Filter the records for "Points" and keep each line that has it.

####

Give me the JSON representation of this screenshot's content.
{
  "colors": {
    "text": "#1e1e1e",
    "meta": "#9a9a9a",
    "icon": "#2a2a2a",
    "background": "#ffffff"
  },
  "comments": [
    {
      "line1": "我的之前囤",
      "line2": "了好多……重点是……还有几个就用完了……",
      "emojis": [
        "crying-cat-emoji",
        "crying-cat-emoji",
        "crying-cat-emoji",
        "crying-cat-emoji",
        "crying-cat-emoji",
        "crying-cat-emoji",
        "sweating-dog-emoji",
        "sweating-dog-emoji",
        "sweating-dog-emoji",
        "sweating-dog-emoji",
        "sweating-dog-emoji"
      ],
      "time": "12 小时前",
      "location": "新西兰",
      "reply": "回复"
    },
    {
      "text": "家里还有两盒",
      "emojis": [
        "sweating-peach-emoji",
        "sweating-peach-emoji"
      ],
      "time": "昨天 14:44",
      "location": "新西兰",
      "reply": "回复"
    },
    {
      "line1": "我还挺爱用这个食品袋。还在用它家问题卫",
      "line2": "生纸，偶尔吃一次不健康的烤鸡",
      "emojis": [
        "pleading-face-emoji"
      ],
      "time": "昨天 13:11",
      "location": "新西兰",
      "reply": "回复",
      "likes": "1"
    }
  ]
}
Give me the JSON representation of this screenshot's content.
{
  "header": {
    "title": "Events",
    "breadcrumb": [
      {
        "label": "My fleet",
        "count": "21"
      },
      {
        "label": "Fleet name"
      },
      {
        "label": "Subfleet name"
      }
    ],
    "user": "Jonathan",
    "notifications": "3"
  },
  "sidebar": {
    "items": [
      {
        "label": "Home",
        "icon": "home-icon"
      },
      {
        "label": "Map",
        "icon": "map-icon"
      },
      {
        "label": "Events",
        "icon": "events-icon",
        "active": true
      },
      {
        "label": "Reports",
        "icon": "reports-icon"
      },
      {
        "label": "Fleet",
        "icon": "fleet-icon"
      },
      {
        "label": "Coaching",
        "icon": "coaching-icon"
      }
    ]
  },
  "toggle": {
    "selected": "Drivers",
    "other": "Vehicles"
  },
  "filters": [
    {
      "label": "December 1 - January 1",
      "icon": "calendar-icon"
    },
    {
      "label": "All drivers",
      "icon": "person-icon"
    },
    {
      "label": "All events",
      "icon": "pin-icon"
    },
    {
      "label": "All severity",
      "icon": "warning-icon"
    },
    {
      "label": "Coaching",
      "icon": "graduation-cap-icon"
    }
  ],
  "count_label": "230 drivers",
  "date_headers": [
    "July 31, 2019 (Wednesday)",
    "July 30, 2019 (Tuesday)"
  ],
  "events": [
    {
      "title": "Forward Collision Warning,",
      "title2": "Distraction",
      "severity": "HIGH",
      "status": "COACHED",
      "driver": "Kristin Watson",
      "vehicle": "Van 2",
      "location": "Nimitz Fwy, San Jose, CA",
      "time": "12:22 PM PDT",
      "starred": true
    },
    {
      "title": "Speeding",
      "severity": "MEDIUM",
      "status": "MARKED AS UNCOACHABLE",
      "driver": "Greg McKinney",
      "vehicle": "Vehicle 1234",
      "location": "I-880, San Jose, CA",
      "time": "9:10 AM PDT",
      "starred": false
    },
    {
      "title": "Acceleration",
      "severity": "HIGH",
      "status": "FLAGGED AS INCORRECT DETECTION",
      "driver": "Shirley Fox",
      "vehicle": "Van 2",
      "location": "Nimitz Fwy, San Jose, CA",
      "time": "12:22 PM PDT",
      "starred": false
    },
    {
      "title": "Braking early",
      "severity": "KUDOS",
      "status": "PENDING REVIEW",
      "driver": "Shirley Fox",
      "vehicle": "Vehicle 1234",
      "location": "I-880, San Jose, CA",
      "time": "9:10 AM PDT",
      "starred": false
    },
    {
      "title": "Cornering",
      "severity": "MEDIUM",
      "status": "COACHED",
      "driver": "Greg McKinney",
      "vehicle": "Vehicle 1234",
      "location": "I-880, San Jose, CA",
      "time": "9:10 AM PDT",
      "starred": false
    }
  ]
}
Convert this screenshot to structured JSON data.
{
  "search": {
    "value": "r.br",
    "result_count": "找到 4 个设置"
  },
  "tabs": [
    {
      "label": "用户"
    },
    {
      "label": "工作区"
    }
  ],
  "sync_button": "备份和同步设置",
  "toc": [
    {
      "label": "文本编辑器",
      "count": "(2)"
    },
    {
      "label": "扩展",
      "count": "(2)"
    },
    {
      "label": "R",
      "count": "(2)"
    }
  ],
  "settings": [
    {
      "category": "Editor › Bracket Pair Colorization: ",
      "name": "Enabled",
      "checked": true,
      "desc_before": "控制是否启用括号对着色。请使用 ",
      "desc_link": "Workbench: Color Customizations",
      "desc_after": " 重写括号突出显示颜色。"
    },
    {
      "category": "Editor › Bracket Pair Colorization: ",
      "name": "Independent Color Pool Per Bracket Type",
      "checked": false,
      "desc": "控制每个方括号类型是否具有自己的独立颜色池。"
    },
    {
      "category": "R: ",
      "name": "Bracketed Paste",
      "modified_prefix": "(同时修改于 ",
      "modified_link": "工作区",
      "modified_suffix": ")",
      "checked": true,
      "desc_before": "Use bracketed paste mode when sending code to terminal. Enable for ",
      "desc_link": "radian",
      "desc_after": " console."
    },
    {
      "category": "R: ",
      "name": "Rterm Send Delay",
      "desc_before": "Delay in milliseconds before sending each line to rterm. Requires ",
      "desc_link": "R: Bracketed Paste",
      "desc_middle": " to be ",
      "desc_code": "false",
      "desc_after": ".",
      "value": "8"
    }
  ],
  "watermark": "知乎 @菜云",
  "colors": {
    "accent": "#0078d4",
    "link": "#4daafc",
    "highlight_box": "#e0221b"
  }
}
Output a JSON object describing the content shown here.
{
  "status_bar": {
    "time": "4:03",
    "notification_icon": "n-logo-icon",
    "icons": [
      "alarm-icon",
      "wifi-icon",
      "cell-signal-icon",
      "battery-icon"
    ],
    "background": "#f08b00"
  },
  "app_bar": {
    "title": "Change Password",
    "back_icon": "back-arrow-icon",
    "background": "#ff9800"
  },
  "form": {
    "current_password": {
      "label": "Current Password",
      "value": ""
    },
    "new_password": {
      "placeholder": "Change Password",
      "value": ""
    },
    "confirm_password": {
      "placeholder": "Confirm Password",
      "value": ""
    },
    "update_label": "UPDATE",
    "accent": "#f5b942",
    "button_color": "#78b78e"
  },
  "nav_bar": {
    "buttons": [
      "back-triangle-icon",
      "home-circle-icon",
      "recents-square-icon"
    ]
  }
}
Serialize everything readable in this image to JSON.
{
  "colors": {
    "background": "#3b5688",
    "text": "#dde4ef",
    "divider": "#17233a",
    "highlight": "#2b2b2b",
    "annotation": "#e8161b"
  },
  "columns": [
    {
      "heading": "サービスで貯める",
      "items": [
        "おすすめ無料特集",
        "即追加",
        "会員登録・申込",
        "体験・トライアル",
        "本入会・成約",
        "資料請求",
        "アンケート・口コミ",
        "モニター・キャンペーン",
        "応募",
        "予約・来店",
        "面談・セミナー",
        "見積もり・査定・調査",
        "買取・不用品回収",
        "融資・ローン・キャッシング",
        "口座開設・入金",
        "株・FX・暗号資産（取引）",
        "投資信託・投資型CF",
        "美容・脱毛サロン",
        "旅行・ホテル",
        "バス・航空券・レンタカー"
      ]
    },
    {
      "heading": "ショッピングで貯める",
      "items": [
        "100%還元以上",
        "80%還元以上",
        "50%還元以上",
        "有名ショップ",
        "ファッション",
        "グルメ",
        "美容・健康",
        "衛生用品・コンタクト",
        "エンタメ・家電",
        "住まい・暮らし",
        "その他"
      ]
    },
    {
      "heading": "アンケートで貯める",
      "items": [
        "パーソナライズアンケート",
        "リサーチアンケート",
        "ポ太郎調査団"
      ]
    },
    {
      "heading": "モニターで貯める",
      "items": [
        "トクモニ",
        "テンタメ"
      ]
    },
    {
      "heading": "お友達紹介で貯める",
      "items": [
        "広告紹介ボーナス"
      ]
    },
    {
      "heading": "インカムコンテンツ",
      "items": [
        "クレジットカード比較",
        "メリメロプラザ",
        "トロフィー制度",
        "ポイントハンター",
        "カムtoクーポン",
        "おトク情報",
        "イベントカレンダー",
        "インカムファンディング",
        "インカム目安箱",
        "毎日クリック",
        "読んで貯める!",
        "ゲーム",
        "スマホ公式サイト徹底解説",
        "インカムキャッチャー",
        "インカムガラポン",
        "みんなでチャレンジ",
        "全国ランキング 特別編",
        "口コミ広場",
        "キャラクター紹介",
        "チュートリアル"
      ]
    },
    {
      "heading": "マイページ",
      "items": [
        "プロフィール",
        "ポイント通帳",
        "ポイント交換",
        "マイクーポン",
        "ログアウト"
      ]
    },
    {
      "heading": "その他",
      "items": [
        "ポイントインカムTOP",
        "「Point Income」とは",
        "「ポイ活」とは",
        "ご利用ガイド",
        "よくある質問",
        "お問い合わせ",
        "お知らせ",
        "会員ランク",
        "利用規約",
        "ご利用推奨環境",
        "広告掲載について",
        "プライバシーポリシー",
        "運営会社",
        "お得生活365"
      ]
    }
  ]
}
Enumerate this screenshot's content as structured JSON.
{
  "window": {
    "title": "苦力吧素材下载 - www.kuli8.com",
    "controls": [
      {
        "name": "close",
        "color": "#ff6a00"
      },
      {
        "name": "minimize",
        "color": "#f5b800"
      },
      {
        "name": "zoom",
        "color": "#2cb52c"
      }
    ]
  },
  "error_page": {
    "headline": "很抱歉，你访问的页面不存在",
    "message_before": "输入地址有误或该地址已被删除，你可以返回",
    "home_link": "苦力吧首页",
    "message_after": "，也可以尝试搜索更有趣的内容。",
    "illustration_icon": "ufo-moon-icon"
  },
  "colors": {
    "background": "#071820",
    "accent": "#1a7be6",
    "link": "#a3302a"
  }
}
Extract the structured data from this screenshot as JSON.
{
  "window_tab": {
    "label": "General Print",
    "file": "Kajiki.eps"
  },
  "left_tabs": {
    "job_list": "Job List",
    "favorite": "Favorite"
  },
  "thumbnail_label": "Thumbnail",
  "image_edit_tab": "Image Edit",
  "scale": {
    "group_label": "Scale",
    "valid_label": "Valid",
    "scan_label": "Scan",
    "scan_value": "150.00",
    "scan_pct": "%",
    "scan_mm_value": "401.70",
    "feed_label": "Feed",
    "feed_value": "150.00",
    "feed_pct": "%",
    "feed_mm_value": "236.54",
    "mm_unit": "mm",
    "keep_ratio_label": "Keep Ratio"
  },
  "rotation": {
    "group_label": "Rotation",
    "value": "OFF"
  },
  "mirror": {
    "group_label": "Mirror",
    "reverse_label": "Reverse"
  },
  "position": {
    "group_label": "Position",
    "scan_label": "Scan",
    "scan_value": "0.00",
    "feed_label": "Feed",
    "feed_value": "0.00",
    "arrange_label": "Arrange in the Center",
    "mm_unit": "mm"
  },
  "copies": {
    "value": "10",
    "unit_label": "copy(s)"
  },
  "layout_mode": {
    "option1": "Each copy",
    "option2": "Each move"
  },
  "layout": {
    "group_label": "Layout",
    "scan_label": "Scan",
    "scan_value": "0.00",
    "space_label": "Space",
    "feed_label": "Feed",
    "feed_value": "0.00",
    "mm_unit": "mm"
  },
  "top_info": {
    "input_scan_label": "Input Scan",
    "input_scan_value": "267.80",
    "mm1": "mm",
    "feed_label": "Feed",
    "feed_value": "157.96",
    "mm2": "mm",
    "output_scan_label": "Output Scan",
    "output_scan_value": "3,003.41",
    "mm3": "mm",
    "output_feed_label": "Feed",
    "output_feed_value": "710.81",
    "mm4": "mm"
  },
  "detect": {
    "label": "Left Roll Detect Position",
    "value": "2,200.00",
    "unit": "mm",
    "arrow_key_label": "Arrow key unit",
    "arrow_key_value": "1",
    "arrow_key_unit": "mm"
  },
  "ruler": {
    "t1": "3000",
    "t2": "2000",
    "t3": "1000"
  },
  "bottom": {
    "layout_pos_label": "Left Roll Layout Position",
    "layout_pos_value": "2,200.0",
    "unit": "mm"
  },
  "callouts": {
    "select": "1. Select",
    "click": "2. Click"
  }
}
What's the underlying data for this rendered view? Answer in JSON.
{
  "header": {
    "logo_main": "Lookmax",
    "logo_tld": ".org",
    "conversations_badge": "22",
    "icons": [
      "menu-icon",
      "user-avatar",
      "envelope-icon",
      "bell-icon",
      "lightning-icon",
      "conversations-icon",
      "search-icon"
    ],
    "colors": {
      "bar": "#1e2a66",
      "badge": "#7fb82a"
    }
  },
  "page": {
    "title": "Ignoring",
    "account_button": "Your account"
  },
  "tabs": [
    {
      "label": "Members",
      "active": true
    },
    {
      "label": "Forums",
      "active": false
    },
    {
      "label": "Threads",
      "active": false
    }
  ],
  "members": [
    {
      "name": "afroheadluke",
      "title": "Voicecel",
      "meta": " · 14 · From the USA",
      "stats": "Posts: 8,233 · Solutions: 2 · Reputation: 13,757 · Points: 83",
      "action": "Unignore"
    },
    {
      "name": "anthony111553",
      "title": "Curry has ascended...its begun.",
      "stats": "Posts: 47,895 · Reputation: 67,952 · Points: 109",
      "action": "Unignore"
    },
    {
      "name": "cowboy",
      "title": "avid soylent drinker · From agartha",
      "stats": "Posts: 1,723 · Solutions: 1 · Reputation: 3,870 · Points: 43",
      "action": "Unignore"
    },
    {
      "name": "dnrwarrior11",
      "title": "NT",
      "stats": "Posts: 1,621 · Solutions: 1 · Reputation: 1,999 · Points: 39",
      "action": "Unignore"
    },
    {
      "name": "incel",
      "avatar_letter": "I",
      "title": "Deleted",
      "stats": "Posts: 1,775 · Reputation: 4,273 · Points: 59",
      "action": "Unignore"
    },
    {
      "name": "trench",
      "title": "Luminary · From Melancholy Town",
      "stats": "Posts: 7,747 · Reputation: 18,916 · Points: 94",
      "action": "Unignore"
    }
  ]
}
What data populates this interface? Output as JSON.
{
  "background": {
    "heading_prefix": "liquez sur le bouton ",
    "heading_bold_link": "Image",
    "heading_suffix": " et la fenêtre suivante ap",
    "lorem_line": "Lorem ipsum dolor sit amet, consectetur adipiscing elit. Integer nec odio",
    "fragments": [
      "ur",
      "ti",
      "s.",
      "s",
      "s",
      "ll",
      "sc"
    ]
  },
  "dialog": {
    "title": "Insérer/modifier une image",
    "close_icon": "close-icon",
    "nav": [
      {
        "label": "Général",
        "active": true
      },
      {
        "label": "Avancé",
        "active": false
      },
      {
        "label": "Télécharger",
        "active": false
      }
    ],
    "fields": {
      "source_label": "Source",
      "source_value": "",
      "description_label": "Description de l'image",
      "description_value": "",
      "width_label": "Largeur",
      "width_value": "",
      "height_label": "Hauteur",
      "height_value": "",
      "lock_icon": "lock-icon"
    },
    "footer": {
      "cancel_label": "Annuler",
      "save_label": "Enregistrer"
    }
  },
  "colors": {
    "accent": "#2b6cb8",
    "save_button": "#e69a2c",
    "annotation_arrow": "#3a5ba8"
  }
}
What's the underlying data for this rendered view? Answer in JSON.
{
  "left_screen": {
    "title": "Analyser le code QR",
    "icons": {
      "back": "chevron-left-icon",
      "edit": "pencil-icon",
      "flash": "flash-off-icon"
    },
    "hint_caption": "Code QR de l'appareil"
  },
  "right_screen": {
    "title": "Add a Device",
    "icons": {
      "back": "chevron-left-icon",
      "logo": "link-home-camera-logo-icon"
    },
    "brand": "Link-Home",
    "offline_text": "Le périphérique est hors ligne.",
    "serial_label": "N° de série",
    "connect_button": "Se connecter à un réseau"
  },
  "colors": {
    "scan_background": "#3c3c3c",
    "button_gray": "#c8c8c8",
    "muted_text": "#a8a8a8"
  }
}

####

Answer to the problem:
      "stats": "Posts: 8,233 · Solutions: 2 · Reputation: 13,757 · Points: 83",
      "stats": "Posts: 47,895 · Reputation: 67,952 · Points: 109",
      "stats": "Posts: 1,723 · Solutions: 1 · Reputation: 3,870 · Points: 43",
      "stats": "Posts: 1,621 · Solutions: 1 · Reputation: 1,999 · Points: 39",
      "stats": "Posts: 1,775 · Reputation: 4,273 · Points: 59",
      "stats": "Posts: 7,747 · Reputation: 18,916 · Points: 94",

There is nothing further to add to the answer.